Sunday, October 07, 2007

Echocardiogram Contrast Agents to Get Black Box Warning

It seems the FDA is about to issue a block box warning on echocardiographic contrast agents:
A spokeswoman for the agency told the Health Blog that it “has been investigating reports of deaths and serious cardiopulmonary reactions.” The FDA will alert health-care professionals about the “serious risks” and “provide guidance regarding the safe use” of the drugs, she said. The warning could come later this week.

The contrast agents are used in a small fraction of echocardiograms, the FDA said. Doctors often turn to the drugs when ultrasound without them is inconclusive.

The principal drug at issue is Definity, made by Bristol-Myers Squibb. A second drug called Optison, from General Electric, is also expected to get the same labeling treatment. The drugs contain microscopic gas-filled spheres and are injected into the veins of patients to punch up the contrast of images for tough cases. After a few minutes the gas leaves the body.

The agency has asked the manufacturers to update their product labeling, which they’ve agreed to do, the FDA spokeswoman said. So look for some new black boxes, the sternest warnings available, that would tell doctors not to use the medicines in patients with unstable angina, acute heart attacks and unstable cardiopulmonary disease, according to people familiar with the matter.

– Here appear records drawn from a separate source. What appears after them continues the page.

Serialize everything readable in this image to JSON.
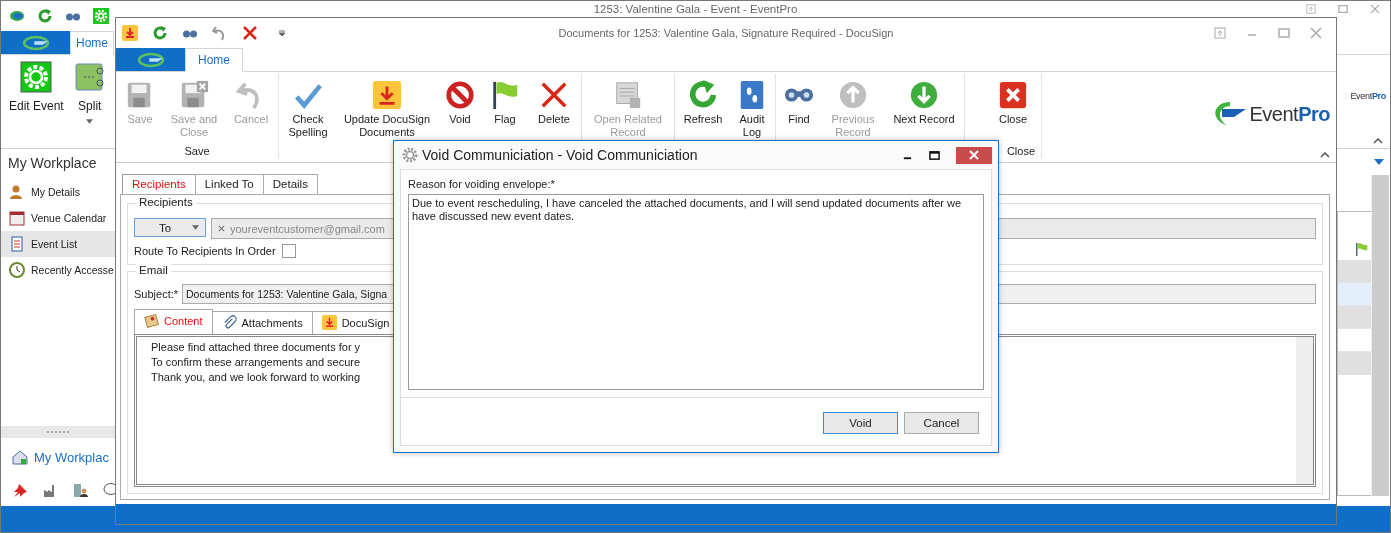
{
  "back_window": {
    "title": "1253: Valentine Gala - Event - EventPro",
    "ribbon_tab": {
      "label": "Home",
      "selected": true
    },
    "ribbon_buttons": [
      {
        "label": "Edit Event",
        "dropdown": false
      },
      {
        "label": "Split",
        "dropdown": true
      }
    ],
    "logo": "Event**Pro**",
    "sidebar": {
      "title": "My Workplace",
      "items": [
        {
          "label": "My Details",
          "selected": false
        },
        {
          "label": "Venue Calendar",
          "selected": false
        },
        {
          "label": "Event List",
          "selected": true
        },
        {
          "label": "Recently Accesse",
          "selected": false
        }
      ],
      "footer": "My Workplac"
    },
    "grid_rows": [
      {
        "selected": false
      },
      {
        "selected": true
      },
      {
        "selected": false
      },
      {
        "selected": false
      },
      {
        "selected": false
      }
    ]
  },
  "document_window": {
    "title": "Documents for 1253: Valentine Gala, Signature Required - DocuSign",
    "ribbon_tab": {
      "label": "Home",
      "selected": true
    },
    "ribbon_groups": [
      {
        "label": "Save",
        "buttons": [
          {
            "label": "Save",
            "disabled": true
          },
          {
            "label": "Save and Close",
            "disabled": true
          },
          {
            "label": "Cancel",
            "disabled": true
          }
        ]
      },
      {
        "buttons": [
          {
            "label": "Check Spelling",
            "disabled": false
          },
          {
            "label": "Update DocuSign Documents",
            "disabled": false
          },
          {
            "label": "Void",
            "disabled": false
          },
          {
            "label": "Flag",
            "disabled": false
          },
          {
            "label": "Delete",
            "disabled": false
          }
        ]
      },
      {
        "buttons": [
          {
            "label": "Open Related Record",
            "disabled": true
          }
        ]
      },
      {
        "buttons": [
          {
            "label": "Refresh",
            "disabled": false
          },
          {
            "label": "Audit Log",
            "disabled": false
          }
        ]
      },
      {
        "buttons": [
          {
            "label": "Find",
            "disabled": false
          },
          {
            "label": "Previous Record",
            "disabled": true
          },
          {
            "label": "Next Record",
            "disabled": false
          }
        ]
      },
      {
        "label": "Close",
        "buttons": [
          {
            "label": "Close",
            "disabled": false
          }
        ]
      }
    ],
    "logo": "Event**Pro**",
    "tabs": [
      {
        "label": "Recipients",
        "selected": true
      },
      {
        "label": "Linked To",
        "selected": false
      },
      {
        "label": "Details",
        "selected": false
      }
    ],
    "recipients": {
      "title": "Recipients",
      "type": "To",
      "recipient": "youreventcustomer@gmail.com",
      "route_in_order": {
        "label": "Route To Recipients In Order",
        "checked": false
      }
    },
    "email": {
      "title": "Email",
      "subject_label": "Subject:*",
      "subject": "Documents for 1253: Valentine Gala, Signa",
      "tabs": [
        {
          "label": "Content",
          "selected": true
        },
        {
          "label": "Attachments",
          "selected": false
        },
        {
          "label": "DocuSign",
          "selected": false
        }
      ],
      "content_lines": [
        "Please find attached three documents for y",
        "To confirm these arrangements and secure",
        "Thank you, and we look forward to working"
      ]
    }
  },
  "dialog": {
    "title": "Void Communiciation - Void Communiciation",
    "field_label": "Reason for voiding envelope:*",
    "reason": "Due to event rescheduling, I have canceled the attached documents, and I will send updated documents after we have discussed new event dates.",
    "buttons": [
      {
        "label": "Void",
        "default": true
      },
      {
        "label": "Cancel",
        "default": false
      }
    ]
  }
}
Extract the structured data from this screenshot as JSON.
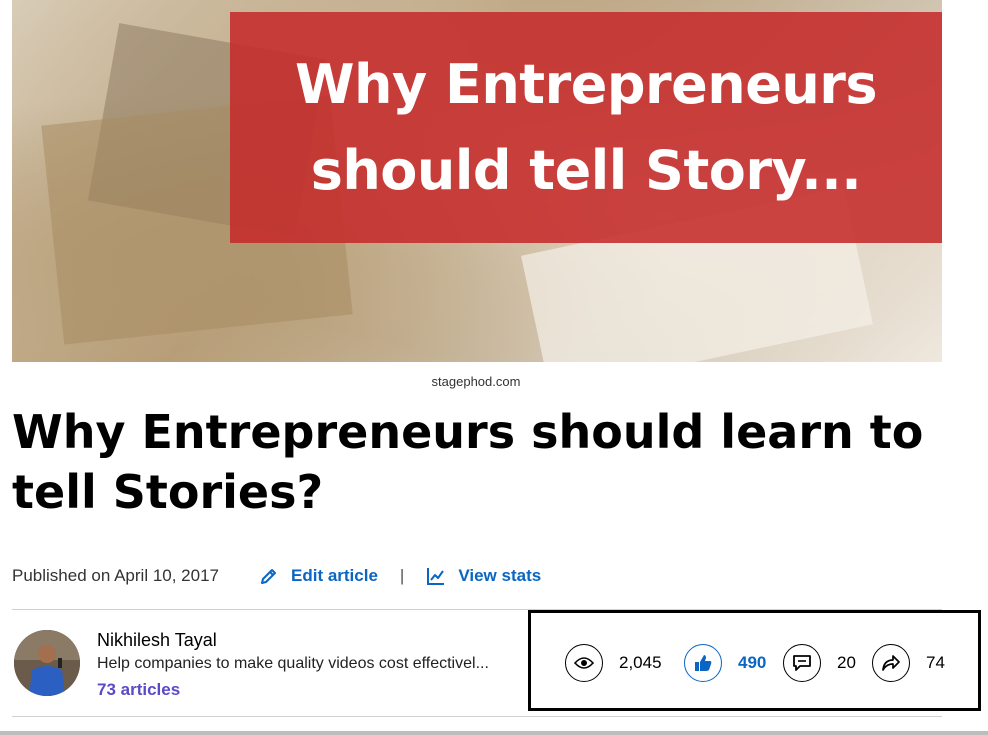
{
  "hero": {
    "banner_line1": "Why Entrepreneurs",
    "banner_line2": "should tell Story...",
    "caption": "stagephod.com"
  },
  "article": {
    "title": "Why Entrepreneurs should learn to tell Stories?",
    "published": "Published on April 10, 2017",
    "edit_label": "Edit article",
    "separator": "|",
    "stats_label": "View stats"
  },
  "author": {
    "name": "Nikhilesh Tayal",
    "headline": "Help companies to make quality videos cost effectivel...",
    "articles": "73 articles"
  },
  "stats": {
    "views": "2,045",
    "likes": "490",
    "comments": "20",
    "shares": "74"
  },
  "colors": {
    "accent": "#0a66c2",
    "banner": "#c52b2b",
    "articles_link": "#5a49c8"
  }
}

It’s also expected that the labels would instruct doctors to monitor patients’ heartbeats for trouble with an electrocardiogram, or ECG, for a half-hour after the ultrasound exam is finished.
It seems that these agents have been associated with some extention of the EKG's QT interval slightly and there are concerns they may be proarrhythmic. These agents already have a warning regarding their use in patient's with suspected cardiac shunts because the phospholipid-encapsulated microspheres can bypass the lung's natural filtering mechanism and potentially cause microsphere trapping in small arterioles under 15 mm in size, especially at branch points. it is interesting to note that deaths have been reported late after the use of these agents:
Among the 1716 activated DEFINITY® patients, 19 (1.1%) suffered serious cardiopulmonary adverse events including eight deaths. The deaths occurred several days after activated DEFINITY® administration and appear to be related to the course of underlying disease. Of the 11 other serious adverse events, which appeared within days of the drug administration (2-15 days), all appeared to be a progression underlying cardiac and non-cardiac disease.
These imaging agents can really help evaluate the heart function of our increasingly obese population undergoing echocardiography, but the logistical nightmare required to monitor these patients after their echo might significantly limit their use.

I'll update this post when the FDA's statement is issued.


Reference: Image of microspheres from Kenneth S. Suslick, University of Illinois, Urbana-Champaign.


Anonymous said...

Wonder if this will stop all those Definity educational offerings from appearing in my inbox.


DrWes said...

For those interested, the black box warning, and the labeling change can be found here. The monitoring requirements are frequent vital signs, EKG and pulse oximetry monitoring for at least 30 minutes after the echocardiogram with resuscitation equipment nearby.

The CONTRAINDICATIONS INCLUDE patients with known or suspected:

. Right-to-Ieft, bi-directional, or transient right-to-left cardiac shunts,

. Worsening or clinically unstable congestive heart failure,

. Acute myocardial infarction or acute coronary syndromes,

· Serious ventricular arrhythmias or high risk for arrhythmias due to prolongation of the QT

· Respiratory failure, as manifest by signs or symptoms of carbon dioxide retention or

· Severe emphysema, pulmonary emboli or other conditions that cause pulmonary hypertension due to compromised pulmonary arterial vasculature,

. Hypersensitivity to perflutren (see package WARNINGS).

And obviously, do not administer DEFINITY by intra-arterial injection.